Enraged by the separation of his son from Evangeline Collier, Aloysius Brutus attended the first basketball game between the two schools, hoping for satisfaction. Instead, he watched as the talented Kansas Jayhawks, coached by the legendary Phog Allen, beat the Buckeyes by the lopsided score of 125-13. Indeed, written accounts of the game seem to indicate the Ohio State team (founded earlier that season) didn’t completely understand the rules of the sport, and the only points they scored were when a sixth and seventh man illegally entered the game in the late moments and Kansas found it prudent not to protest.

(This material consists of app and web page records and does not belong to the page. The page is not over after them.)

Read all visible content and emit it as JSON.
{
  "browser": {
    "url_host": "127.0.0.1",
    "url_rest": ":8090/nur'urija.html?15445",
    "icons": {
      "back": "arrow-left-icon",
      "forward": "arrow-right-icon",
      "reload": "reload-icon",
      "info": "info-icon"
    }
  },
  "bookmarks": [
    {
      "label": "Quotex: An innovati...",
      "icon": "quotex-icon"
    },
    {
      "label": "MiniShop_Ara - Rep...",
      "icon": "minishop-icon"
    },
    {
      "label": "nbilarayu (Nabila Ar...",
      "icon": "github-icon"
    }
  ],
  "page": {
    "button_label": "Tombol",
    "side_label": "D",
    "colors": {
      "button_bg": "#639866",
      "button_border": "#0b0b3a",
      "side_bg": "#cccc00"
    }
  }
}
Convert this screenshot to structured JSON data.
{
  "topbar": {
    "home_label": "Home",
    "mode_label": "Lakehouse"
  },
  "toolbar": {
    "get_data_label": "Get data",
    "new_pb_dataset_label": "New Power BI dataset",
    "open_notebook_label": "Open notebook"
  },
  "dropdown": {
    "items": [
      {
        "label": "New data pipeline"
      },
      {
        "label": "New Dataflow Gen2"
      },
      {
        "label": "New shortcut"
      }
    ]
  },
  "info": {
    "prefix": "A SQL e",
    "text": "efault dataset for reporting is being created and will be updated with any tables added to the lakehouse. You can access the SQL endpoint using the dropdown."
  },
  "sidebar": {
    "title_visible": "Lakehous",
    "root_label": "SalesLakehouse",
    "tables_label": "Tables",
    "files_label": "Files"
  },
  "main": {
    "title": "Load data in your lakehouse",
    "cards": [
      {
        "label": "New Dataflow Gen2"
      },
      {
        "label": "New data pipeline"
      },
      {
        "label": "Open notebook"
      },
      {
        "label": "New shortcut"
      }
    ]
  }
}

Allen grinned at the Buckeye faithful on his way out of the gymnasium, and Brutus would later describe his smile as having “all the pomposity of a sated jackrabbit” in his memoir, The First Real American. The game inspired riots in Columbus, and violence against the Jayhawk players was only avoided due to the fact that Brutus had refused to allow gasoline into the city because he was convinced (wrongly, it turned out) that the gasoline boom was a plot to enrich a few Texans, and that cooking oil would work just as well in any engine.
The Jayhawks escaped, but Brutus banned basketball from the campus, and later the entire state. Like the ban on Kansas students, this last until his death, in 1941.
Less than two months after Brutus was killed by his seventh and final heart attack, the first Kansas-born student at Ohio State University was escorted through the campus. The girl, named Margaret Bohanon, was considered a traitor in her home state (Hearde in Thy Sweet State even called for her extradition and arrest) and an abomination by Ohioans. Many had gathered to protest her admission, and she was hit by several rotten grapefruits (Ohio’s state food, at the time) on her way through the campus.
However, she persevered, and when President Franklin Delano Roosevelt praised her courage in one his fireside chats broadcast to millions of Americans, popular sentiment turned in her favor. A popular song with the chorus “Marge, Marge, Bo-hanon, we want you on our side!” even swept the country. (The melody was later preserved in a song honoring Joe DiMaggio, which is how it’s best remembered today.)
Unfortunately, the admission of Kansas students at Ohio State didn’t quell the hatred between the two schools. For the next 30 years, Ohio State won every football game and Kansas every basketball game. Things evened out beginning in the ’70s, but when Kansas star Danny Manning famously called Ohio State “the Academy for Buffoons” in a Columbus Dispatch story in 1987, it ignited the two-week hysteria known as “The Jayhawk Fortnight,” or the “Blue Terror,” when Kansas fans and residents were harassed across the state of Ohio and banned from most restaurants. The state of Kansas returned the favor, and soon the death toll reached triple digits.
Again, presidential intervention was necessary. Calling both sides “clowns,” Ronald Reagan forced Ohio State to join the Big Ten and Kansas to join the Big 12, and dictated that neither side would play the other in any sport “unless it became necessary by dint of the postseason.”
Which brings us to the present. With so much at stake, it’s impossible not to remember the contentious history between the two teams when Ohio State and Kansas meet on the hardwood this weekend. And the powers-that-be have not forgotten, either; before the game, Kansas coach Bill Self and Ohio State’s Thad Matta will speak to the respective fan bases in a joint press conference, urging them to avoid violence and respect the institution of the game.
When the contest ends, the rivalry will return to the shadow of Louisville-Kentucky. But memories are long, and the past is persistent. Today, on the eve of the Final Four, we recognize the bad blood, and pray for a peaceful result.